-- DATA FOR PROCESSING follows --
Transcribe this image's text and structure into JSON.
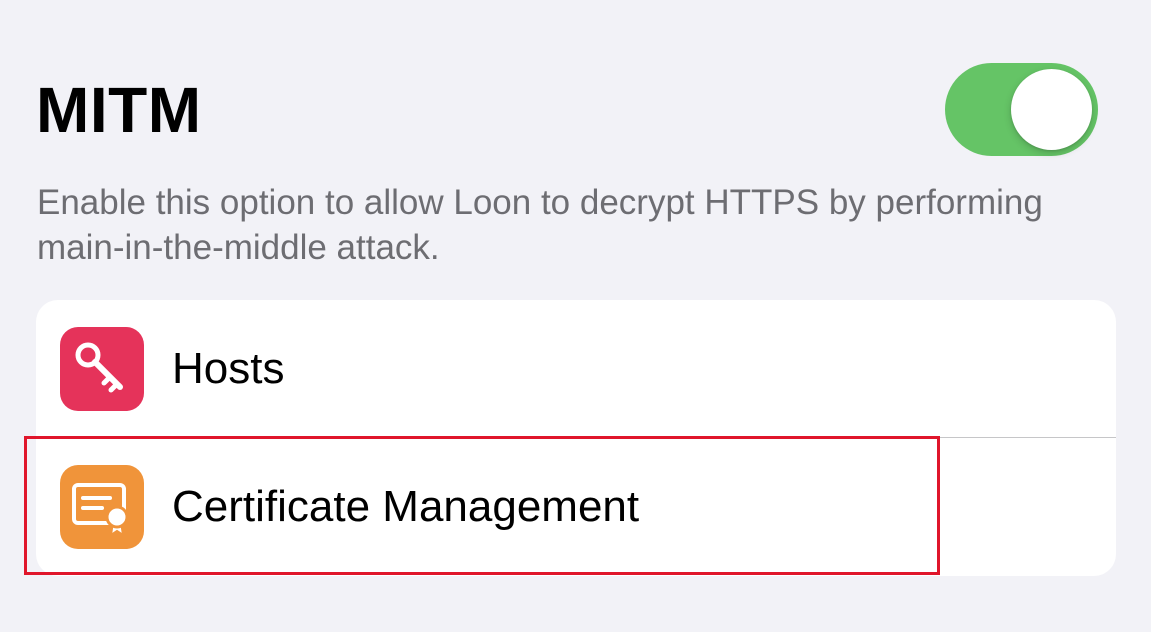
{
  "header": {
    "title": "MITM"
  },
  "toggle": {
    "state": "on",
    "color": "#65c466"
  },
  "description": "Enable this option to allow Loon to decrypt HTTPS by performing main-in-the-middle attack.",
  "list": {
    "items": [
      {
        "label": "Hosts",
        "icon": "key-icon",
        "icon_color": "#e5335a"
      },
      {
        "label": "Certificate Management",
        "icon": "certificate-icon",
        "icon_color": "#f0943a"
      }
    ]
  },
  "highlight": {
    "target": "Certificate Management",
    "color": "#e0162b"
  }
}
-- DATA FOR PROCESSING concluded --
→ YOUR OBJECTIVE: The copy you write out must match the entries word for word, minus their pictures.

→ YOUR RESPONSE:
Transcribe this image's text and structure into JSON.
{
  "header": {
    "title": "MITM"
  },
  "toggle": {
    "state": "on",
    "color": "#65c466"
  },
  "description": "Enable this option to allow Loon to decrypt HTTPS by performing main-in-the-middle attack.",
  "list": {
    "items": [
      {
        "label": "Hosts",
        "icon": "key-icon",
        "icon_color": "#e5335a"
      },
      {
        "label": "Certificate Management",
        "icon": "certificate-icon",
        "icon_color": "#f0943a"
      }
    ]
  },
  "highlight": {
    "target": "Certificate Management",
    "color": "#e0162b"
  }
}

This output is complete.